“Every time I step on the court, every time I pick up a basketball, the reason is to improve,’’ Garnett went on. “I’m like one of those old cats at the park who have a certain way about how they do stuff. When I get on the court, I work hard. And sometimes I feel Doc is tearing me back, not from not necessarily getting better, but from the workload. It’s something I have to understand. At first, I thought he was saying, ‘Hey, sit down. Get some rest.’ There’s that word again. I think I’ve done a pretty good job of listening to him and finding out what he wants from me. I’d do anything for Doc and he knows that. I’d run through a brick wall if he wants me to. He tends to say, ‘Hey, I’ll tell you when I want you do that.’ It’s about me understanding what he wants.’’’
The Celtics signed Rasheed Wallace to play alongside Kevin Garnett. Or in place of him, if needed.

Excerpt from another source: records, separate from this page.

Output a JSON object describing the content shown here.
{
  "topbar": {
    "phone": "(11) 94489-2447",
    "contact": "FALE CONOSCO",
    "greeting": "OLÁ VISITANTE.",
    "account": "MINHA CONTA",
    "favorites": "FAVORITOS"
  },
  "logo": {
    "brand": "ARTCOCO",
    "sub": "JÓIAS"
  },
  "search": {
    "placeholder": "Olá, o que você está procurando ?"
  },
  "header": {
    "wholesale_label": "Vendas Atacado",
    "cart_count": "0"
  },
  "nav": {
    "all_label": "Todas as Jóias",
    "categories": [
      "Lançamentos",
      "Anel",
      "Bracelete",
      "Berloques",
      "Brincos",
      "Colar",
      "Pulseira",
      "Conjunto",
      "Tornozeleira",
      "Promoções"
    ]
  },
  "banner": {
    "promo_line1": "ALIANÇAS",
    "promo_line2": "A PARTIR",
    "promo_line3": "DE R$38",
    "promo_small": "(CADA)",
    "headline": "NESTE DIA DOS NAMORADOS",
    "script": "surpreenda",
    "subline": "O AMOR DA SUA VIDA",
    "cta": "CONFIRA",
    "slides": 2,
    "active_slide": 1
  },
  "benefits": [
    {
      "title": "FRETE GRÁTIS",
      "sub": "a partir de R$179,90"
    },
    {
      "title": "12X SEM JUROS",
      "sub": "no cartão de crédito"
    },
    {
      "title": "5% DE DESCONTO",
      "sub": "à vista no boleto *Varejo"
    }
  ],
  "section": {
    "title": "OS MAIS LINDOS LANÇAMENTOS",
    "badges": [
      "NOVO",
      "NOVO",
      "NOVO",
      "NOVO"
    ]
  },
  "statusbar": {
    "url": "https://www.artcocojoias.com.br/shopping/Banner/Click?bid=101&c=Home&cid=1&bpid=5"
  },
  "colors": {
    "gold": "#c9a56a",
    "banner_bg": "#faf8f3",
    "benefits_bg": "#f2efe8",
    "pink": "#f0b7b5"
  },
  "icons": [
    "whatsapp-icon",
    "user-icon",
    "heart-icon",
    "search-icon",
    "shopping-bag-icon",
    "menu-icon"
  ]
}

Rivers actually thinks he can get Garnett even more rest this season with the addition of Wallace and the expected, ongoing improvement of Glen Davis(notes). He says the only thing missing from Garnett’s repertoire right now is the forward’s trademark explosiveness. “It’s like selective now, not every time,’’ Rivers said. “But it’s still training camp.’’
Said Garnett of his on-again, off-again oomph, “It’s gonna come. Guys are holding me up to perfect standards, or close to them, and I love that. It’ll come. I’ve always taken more of a defensive mindset and a lot of my energy comes from the defensive end. If I feel I have a mismatch in the post, I’ll do that. He [Rivers] wants me to be a lot more aggressive offensively and a lot of my energy is tiered to the defensive end. It’s about balance. I’ll get it. I’m not concerned about that. As long as I understand the defensive schemes, I’ll be fine. Offense is repetition.”
The Celtics play back-to-back exhibition games Tuesday and Wednesday and Garnett will miss one of them. (The ever-cagey Rivers won’t divulge which one.) He played in the first three exhibition games, logging a shade more than 13 minutes in the Oct. 7 opener and just under 22 minutes in each of the next two games. At practices, he looks like the K.G. of old, barking out orders on the defensive end while continuing to work on his perimeter game with extra shooting.
That hasn’t changed. What has changed for Garnett is how he approached his 15th NBA season, the first one where he had to spend the summer recovering from an injury. He still felt the rush he always feels when camp started, when he could go against his teammates.
“But this past summer, I had to deal with something different – patience,’’ he said. “I am a player who, when I work, I go at full throttle. When you’re nursing an injury, you have to understand it, the status of the injury, and as long as you’re getting better and stronger, you just have to understand all the stages [of recovery]. I never had to do that before and that was hard for me to come to grips with. But the body speaks and you have to listen. As opposed to years past, this time around, I was more of a student to my body.”
Right now, the body looks fine to all concerned. The mind is where it’s always been. The Celtics can only hope that all of this translates into yet another productive year for Garnett. One thing’s clear: His teammates are happy to have him back, verbal abuse and all.
“We got a Hall of Famer, one of the greatest players to ever play the game,’’ Paul Pierce said. “Who wouldn’t want that guy on the court?”